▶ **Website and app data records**
# # # # #

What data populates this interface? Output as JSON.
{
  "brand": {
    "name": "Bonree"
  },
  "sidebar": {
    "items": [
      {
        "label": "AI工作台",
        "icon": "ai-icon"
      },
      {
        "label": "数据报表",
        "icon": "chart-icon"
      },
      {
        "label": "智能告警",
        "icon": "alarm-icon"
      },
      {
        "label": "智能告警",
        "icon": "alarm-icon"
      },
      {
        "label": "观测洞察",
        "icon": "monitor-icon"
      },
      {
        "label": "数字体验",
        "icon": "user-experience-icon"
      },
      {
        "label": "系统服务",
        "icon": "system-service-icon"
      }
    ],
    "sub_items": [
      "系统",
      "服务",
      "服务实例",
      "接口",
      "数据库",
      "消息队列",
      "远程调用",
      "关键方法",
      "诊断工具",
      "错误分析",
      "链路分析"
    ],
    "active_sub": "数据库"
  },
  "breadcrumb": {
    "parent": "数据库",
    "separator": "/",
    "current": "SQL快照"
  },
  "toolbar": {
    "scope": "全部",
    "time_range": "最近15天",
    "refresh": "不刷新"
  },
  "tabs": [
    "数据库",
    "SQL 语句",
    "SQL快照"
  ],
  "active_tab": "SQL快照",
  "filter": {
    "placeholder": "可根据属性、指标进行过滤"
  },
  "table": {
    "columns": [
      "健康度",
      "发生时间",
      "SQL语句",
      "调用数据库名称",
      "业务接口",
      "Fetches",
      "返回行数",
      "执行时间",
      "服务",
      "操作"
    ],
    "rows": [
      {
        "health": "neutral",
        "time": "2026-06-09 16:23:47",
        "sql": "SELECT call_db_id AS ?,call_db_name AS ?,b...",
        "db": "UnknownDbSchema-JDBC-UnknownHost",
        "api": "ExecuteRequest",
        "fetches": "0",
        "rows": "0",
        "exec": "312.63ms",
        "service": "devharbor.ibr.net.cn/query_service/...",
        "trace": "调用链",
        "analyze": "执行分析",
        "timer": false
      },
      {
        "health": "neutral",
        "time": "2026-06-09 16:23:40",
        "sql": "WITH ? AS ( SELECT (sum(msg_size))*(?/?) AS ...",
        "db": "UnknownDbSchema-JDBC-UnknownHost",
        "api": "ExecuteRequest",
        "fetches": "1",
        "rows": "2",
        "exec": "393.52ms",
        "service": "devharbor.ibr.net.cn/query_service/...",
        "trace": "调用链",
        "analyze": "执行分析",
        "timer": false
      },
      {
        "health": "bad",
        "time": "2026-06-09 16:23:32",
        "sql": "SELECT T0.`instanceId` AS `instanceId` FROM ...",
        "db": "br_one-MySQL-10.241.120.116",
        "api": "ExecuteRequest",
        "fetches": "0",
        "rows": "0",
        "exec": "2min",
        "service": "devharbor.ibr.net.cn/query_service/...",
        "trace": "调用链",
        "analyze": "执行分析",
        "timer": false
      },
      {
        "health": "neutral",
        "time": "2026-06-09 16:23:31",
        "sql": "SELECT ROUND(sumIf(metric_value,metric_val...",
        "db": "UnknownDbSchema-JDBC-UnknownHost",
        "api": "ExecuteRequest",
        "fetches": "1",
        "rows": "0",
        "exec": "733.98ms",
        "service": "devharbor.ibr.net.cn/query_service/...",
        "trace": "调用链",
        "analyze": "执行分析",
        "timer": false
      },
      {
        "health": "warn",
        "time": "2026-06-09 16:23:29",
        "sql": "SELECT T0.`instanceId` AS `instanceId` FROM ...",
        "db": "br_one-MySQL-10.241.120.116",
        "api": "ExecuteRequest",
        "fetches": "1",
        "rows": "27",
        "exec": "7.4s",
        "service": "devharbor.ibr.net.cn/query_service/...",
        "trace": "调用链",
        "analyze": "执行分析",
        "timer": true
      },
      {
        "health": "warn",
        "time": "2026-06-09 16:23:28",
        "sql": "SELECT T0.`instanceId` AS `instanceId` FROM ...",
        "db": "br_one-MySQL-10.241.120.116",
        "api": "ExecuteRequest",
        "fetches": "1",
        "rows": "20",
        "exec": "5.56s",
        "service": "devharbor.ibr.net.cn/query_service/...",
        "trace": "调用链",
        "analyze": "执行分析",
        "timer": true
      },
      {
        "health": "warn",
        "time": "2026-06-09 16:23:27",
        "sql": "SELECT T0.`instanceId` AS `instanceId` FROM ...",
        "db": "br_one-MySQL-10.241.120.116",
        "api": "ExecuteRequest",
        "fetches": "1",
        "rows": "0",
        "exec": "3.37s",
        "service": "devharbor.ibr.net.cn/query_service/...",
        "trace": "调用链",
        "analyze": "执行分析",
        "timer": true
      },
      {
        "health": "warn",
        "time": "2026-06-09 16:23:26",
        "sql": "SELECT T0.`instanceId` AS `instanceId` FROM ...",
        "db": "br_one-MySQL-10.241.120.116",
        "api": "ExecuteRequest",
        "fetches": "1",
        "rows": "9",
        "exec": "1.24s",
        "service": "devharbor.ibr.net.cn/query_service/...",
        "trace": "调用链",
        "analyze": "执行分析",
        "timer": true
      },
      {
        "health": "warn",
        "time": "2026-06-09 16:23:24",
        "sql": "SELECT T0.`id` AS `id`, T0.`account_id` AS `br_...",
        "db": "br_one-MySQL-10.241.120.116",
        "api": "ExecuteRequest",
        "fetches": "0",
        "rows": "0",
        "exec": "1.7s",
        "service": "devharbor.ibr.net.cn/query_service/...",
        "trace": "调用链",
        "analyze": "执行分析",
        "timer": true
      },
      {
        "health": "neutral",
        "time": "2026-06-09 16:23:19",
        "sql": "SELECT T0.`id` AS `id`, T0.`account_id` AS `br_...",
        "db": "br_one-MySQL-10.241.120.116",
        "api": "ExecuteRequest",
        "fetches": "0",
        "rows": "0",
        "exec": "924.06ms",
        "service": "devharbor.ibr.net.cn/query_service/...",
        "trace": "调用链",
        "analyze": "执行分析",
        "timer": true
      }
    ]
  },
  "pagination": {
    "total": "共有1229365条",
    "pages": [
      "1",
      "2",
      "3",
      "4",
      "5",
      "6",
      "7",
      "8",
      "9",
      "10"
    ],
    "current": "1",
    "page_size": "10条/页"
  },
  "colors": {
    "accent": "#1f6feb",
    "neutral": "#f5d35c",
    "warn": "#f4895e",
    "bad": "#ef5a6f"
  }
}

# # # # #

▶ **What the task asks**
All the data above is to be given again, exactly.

▶ **Task output**
What data populates this interface? Output as JSON.
{
  "brand": {
    "name": "Bonree"
  },
  "sidebar": {
    "items": [
      {
        "label": "AI工作台",
        "icon": "ai-icon"
      },
      {
        "label": "数据报表",
        "icon": "chart-icon"
      },
      {
        "label": "智能告警",
        "icon": "alarm-icon"
      },
      {
        "label": "智能告警",
        "icon": "alarm-icon"
      },
      {
        "label": "观测洞察",
        "icon": "monitor-icon"
      },
      {
        "label": "数字体验",
        "icon": "user-experience-icon"
      },
      {
        "label": "系统服务",
        "icon": "system-service-icon"
      }
    ],
    "sub_items": [
      "系统",
      "服务",
      "服务实例",
      "接口",
      "数据库",
      "消息队列",
      "远程调用",
      "关键方法",
      "诊断工具",
      "错误分析",
      "链路分析"
    ],
    "active_sub": "数据库"
  },
  "breadcrumb": {
    "parent": "数据库",
    "separator": "/",
    "current": "SQL快照"
  },
  "toolbar": {
    "scope": "全部",
    "time_range": "最近15天",
    "refresh": "不刷新"
  },
  "tabs": [
    "数据库",
    "SQL 语句",
    "SQL快照"
  ],
  "active_tab": "SQL快照",
  "filter": {
    "placeholder": "可根据属性、指标进行过滤"
  },
  "table": {
    "columns": [
      "健康度",
      "发生时间",
      "SQL语句",
      "调用数据库名称",
      "业务接口",
      "Fetches",
      "返回行数",
      "执行时间",
      "服务",
      "操作"
    ],
    "rows": [
      {
        "health": "neutral",
        "time": "2026-06-09 16:23:47",
        "sql": "SELECT call_db_id AS ?,call_db_name AS ?,b...",
        "db": "UnknownDbSchema-JDBC-UnknownHost",
        "api": "ExecuteRequest",
        "fetches": "0",
        "rows": "0",
        "exec": "312.63ms",
        "service": "devharbor.ibr.net.cn/query_service/...",
        "trace": "调用链",
        "analyze": "执行分析",
        "timer": false
      },
      {
        "health": "neutral",
        "time": "2026-06-09 16:23:40",
        "sql": "WITH ? AS ( SELECT (sum(msg_size))*(?/?) AS ...",
        "db": "UnknownDbSchema-JDBC-UnknownHost",
        "api": "ExecuteRequest",
        "fetches": "1",
        "rows": "2",
        "exec": "393.52ms",
        "service": "devharbor.ibr.net.cn/query_service/...",
        "trace": "调用链",
        "analyze": "执行分析",
        "timer": false
      },
      {
        "health": "bad",
        "time": "2026-06-09 16:23:32",
        "sql": "SELECT T0.`instanceId` AS `instanceId` FROM ...",
        "db": "br_one-MySQL-10.241.120.116",
        "api": "ExecuteRequest",
        "fetches": "0",
        "rows": "0",
        "exec": "2min",
        "service": "devharbor.ibr.net.cn/query_service/...",
        "trace": "调用链",
        "analyze": "执行分析",
        "timer": false
      },
      {
        "health": "neutral",
        "time": "2026-06-09 16:23:31",
        "sql": "SELECT ROUND(sumIf(metric_value,metric_val...",
        "db": "UnknownDbSchema-JDBC-UnknownHost",
        "api": "ExecuteRequest",
        "fetches": "1",
        "rows": "0",
        "exec": "733.98ms",
        "service": "devharbor.ibr.net.cn/query_service/...",
        "trace": "调用链",
        "analyze": "执行分析",
        "timer": false
      },
      {
        "health": "warn",
        "time": "2026-06-09 16:23:29",
        "sql": "SELECT T0.`instanceId` AS `instanceId` FROM ...",
        "db": "br_one-MySQL-10.241.120.116",
        "api": "ExecuteRequest",
        "fetches": "1",
        "rows": "27",
        "exec": "7.4s",
        "service": "devharbor.ibr.net.cn/query_service/...",
        "trace": "调用链",
        "analyze": "执行分析",
        "timer": true
      },
      {
        "health": "warn",
        "time": "2026-06-09 16:23:28",
        "sql": "SELECT T0.`instanceId` AS `instanceId` FROM ...",
        "db": "br_one-MySQL-10.241.120.116",
        "api": "ExecuteRequest",
        "fetches": "1",
        "rows": "20",
        "exec": "5.56s",
        "service": "devharbor.ibr.net.cn/query_service/...",
        "trace": "调用链",
        "analyze": "执行分析",
        "timer": true
      },
      {
        "health": "warn",
        "time": "2026-06-09 16:23:27",
        "sql": "SELECT T0.`instanceId` AS `instanceId` FROM ...",
        "db": "br_one-MySQL-10.241.120.116",
        "api": "ExecuteRequest",
        "fetches": "1",
        "rows": "0",
        "exec": "3.37s",
        "service": "devharbor.ibr.net.cn/query_service/...",
        "trace": "调用链",
        "analyze": "执行分析",
        "timer": true
      },
      {
        "health": "warn",
        "time": "2026-06-09 16:23:26",
        "sql": "SELECT T0.`instanceId` AS `instanceId` FROM ...",
        "db": "br_one-MySQL-10.241.120.116",
        "api": "ExecuteRequest",
        "fetches": "1",
        "rows": "9",
        "exec": "1.24s",
        "service": "devharbor.ibr.net.cn/query_service/...",
        "trace": "调用链",
        "analyze": "执行分析",
        "timer": true
      },
      {
        "health": "warn",
        "time": "2026-06-09 16:23:24",
        "sql": "SELECT T0.`id` AS `id`, T0.`account_id` AS `br_...",
        "db": "br_one-MySQL-10.241.120.116",
        "api": "ExecuteRequest",
        "fetches": "0",
        "rows": "0",
        "exec": "1.7s",
        "service": "devharbor.ibr.net.cn/query_service/...",
        "trace": "调用链",
        "analyze": "执行分析",
        "timer": true
      },
      {
        "health": "neutral",
        "time": "2026-06-09 16:23:19",
        "sql": "SELECT T0.`id` AS `id`, T0.`account_id` AS `br_...",
        "db": "br_one-MySQL-10.241.120.116",
        "api": "ExecuteRequest",
        "fetches": "0",
        "rows": "0",
        "exec": "924.06ms",
        "service": "devharbor.ibr.net.cn/query_service/...",
        "trace": "调用链",
        "analyze": "执行分析",
        "timer": true
      }
    ]
  },
  "pagination": {
    "total": "共有1229365条",
    "pages": [
      "1",
      "2",
      "3",
      "4",
      "5",
      "6",
      "7",
      "8",
      "9",
      "10"
    ],
    "current": "1",
    "page_size": "10条/页"
  },
  "colors": {
    "accent": "#1f6feb",
    "neutral": "#f5d35c",
    "warn": "#f4895e",
    "bad": "#ef5a6f"
  }
}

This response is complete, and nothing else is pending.